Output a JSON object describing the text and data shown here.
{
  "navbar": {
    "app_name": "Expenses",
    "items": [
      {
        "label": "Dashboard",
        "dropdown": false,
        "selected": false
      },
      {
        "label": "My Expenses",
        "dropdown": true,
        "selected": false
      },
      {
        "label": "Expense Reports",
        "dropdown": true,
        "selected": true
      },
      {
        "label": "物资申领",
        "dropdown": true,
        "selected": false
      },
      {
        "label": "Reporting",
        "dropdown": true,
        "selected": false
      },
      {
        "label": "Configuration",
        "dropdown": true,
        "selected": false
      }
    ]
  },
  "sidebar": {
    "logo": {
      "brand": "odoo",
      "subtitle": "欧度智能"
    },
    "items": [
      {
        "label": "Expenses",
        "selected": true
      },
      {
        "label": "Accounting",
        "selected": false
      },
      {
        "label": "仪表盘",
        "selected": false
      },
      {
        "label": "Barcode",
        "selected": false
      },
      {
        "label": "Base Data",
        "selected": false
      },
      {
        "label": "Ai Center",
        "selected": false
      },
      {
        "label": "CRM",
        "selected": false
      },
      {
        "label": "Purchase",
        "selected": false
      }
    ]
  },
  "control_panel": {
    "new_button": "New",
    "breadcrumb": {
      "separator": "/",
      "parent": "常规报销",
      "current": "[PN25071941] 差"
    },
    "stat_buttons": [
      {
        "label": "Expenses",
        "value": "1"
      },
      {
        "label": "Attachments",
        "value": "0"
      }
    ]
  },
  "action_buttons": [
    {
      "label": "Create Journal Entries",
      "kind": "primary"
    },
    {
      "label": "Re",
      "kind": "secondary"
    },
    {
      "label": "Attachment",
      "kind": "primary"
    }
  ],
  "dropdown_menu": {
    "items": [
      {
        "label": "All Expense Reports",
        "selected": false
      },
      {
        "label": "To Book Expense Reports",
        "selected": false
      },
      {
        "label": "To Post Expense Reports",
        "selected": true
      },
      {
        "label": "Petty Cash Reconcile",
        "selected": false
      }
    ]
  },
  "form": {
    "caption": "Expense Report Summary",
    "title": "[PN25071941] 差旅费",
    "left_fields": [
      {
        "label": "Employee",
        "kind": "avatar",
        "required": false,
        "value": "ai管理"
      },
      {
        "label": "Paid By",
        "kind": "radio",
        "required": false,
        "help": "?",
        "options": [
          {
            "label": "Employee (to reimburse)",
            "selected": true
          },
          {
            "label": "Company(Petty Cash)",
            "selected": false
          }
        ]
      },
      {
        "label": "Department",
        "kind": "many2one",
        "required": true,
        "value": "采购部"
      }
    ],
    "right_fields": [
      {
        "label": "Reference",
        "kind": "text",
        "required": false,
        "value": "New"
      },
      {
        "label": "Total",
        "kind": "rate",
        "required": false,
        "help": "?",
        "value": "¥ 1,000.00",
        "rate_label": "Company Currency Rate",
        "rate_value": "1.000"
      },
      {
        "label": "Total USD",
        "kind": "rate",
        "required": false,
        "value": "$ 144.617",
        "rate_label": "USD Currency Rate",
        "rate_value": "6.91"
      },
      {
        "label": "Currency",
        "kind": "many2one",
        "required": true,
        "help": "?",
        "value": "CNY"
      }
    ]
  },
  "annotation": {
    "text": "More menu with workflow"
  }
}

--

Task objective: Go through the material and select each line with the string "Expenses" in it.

Task solution:
    "app_name": "Expenses",
        "label": "My Expenses",
        "label": "Expenses",
        "label": "Expenses",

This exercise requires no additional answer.